   It follows that in the foreseeable future, reduction of the existing levels of U.S. forces in Japan (and, by extension, in Korea) is not desirable. By the same token, however, any significant increase in the geopolitical scope and the actual magnitude of the Japanese military effort is also undesirable. A significant U.S. withdrawal would most probably prompt a major Japanese armament program in the context of an unsettling strategic disorientation, whereas American pressure on Japan to assume a greater military role can only damage the prospects for regional stability, impede a wider regional accommodation with a Greater China, divert Japan from undertaking a more constructive international mission, and thereby complicate the effort to foster stable geopolitical pluralism throughout Eurasia.

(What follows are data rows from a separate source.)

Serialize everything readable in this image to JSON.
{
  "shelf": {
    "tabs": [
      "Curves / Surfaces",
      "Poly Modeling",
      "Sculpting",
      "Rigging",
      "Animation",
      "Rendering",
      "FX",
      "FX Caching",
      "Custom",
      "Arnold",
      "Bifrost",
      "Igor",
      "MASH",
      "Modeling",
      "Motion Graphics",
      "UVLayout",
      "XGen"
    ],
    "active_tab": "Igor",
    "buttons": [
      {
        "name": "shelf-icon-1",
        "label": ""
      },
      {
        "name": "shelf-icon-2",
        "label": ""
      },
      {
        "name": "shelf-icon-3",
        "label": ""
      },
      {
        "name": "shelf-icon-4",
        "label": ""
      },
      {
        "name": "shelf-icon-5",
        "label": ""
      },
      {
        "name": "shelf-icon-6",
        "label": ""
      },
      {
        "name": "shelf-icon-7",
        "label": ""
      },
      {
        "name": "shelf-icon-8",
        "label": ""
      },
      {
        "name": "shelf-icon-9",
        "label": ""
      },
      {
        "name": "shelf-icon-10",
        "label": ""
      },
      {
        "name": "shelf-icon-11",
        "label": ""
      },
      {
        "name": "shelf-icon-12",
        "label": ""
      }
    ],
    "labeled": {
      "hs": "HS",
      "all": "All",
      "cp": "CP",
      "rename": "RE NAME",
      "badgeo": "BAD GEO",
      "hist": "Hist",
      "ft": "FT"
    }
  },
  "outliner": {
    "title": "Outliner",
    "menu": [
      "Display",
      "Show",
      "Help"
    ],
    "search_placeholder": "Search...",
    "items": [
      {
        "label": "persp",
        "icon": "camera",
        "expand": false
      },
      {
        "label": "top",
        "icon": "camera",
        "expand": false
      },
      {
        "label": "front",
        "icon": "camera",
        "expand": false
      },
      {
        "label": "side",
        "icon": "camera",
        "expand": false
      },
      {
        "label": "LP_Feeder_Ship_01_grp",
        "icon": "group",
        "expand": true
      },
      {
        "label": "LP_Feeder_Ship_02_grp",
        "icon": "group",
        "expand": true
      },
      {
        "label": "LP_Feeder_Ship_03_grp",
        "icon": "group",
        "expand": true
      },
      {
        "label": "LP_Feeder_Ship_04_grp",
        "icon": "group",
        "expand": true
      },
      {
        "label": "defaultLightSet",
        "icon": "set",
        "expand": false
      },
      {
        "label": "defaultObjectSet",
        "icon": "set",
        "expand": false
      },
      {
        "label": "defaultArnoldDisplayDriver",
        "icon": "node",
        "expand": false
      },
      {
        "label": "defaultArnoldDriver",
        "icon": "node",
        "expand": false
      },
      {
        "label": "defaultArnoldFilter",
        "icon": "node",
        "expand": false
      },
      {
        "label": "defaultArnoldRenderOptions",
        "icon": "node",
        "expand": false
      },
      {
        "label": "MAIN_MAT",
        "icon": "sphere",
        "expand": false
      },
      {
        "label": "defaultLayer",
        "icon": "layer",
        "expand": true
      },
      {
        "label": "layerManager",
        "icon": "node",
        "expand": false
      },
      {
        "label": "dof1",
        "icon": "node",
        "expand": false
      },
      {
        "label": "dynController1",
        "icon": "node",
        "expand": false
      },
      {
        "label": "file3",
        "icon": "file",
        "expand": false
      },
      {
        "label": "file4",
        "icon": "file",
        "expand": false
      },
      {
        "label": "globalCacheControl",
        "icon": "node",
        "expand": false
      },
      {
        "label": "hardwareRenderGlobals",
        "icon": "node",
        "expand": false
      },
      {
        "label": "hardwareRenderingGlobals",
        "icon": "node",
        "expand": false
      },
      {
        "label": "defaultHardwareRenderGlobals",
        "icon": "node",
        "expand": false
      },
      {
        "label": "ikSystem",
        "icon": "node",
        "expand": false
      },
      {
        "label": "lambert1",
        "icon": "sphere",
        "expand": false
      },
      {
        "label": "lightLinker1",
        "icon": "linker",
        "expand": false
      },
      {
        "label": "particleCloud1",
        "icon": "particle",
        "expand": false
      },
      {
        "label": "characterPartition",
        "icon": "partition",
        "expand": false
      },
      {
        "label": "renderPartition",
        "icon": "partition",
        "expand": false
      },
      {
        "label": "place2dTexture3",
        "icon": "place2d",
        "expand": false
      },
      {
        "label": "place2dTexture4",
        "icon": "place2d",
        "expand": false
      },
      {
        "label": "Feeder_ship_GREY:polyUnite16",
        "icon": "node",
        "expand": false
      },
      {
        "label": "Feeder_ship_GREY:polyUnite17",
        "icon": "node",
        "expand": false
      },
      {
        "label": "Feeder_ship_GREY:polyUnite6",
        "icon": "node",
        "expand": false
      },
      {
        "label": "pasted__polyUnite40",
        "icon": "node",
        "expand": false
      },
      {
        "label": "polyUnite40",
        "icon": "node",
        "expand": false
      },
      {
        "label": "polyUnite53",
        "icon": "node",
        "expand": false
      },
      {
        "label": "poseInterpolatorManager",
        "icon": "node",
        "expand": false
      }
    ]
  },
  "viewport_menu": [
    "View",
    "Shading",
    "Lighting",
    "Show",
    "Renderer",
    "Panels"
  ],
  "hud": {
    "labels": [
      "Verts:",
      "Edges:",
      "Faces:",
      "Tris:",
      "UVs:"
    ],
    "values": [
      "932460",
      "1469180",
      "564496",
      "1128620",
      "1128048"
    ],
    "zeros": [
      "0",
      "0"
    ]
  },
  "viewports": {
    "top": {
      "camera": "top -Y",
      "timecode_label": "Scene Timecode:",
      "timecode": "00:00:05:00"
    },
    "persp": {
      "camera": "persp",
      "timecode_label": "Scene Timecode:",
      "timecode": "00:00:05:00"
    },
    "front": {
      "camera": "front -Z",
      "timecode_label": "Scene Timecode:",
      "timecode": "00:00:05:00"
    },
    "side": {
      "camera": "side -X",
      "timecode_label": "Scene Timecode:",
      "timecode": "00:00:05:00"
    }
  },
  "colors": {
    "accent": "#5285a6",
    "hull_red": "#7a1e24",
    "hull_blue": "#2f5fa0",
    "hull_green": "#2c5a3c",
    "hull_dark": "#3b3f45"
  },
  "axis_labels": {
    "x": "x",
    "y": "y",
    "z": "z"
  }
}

   It also follows that Japan—if it is to turn its face to the world and away from Asia—must be given a meaningful incentive and a special status, so that its own national interest is thereby well served. Unlike China, which can^seek global power by first becoming a regional power, Japan can gain global influence by eschewing the quest for regional power. But that makes it all the more important for Japan to feel that it is America's special partner in a global vocation that is as politically satisfying as it is economically beneficial. To that end, the United States would do well to consider the adoption of an American-Japanese free trade agreement, thereby creating a common American-Japanese economic space. Such a step, formalizing the growing linkage between the two economies, would provide the geopolitical underpinning both for America's continued presence in the Ãàã Kasl and for Japan's constructive global engagement."

 

11. A strong case for this initiative, pointing out the mutual economic benefits thereof, is made by Kurt Tong, "Revolutionizing America's Japan Policy," Foreign Policy (Winter 1996-1997).

 

    To conclude: For America, Japan should be its vital and foremost partner in the construction of an increasingly cooperative and pervasive system of global cooperation but not primarily its military ally in any regional arrangement designed to contest China's regional preeminence. In effect, Japan should be America's global partner in tackling the new agenda of world affairs. A regionally preeminent China should become America's Far Eastern anchor in the more traditional domain of power politics, helping thereby to foster a Eurasian balance of power, with Greater China in Eurasia's East matching in that respect the role of an enlarging Europe in Eurasia's West.

 

 

* Introduction * Part 1 * Part 2 * Part 3 * Part 4 * Part 5 * Part 6 * Part 7 *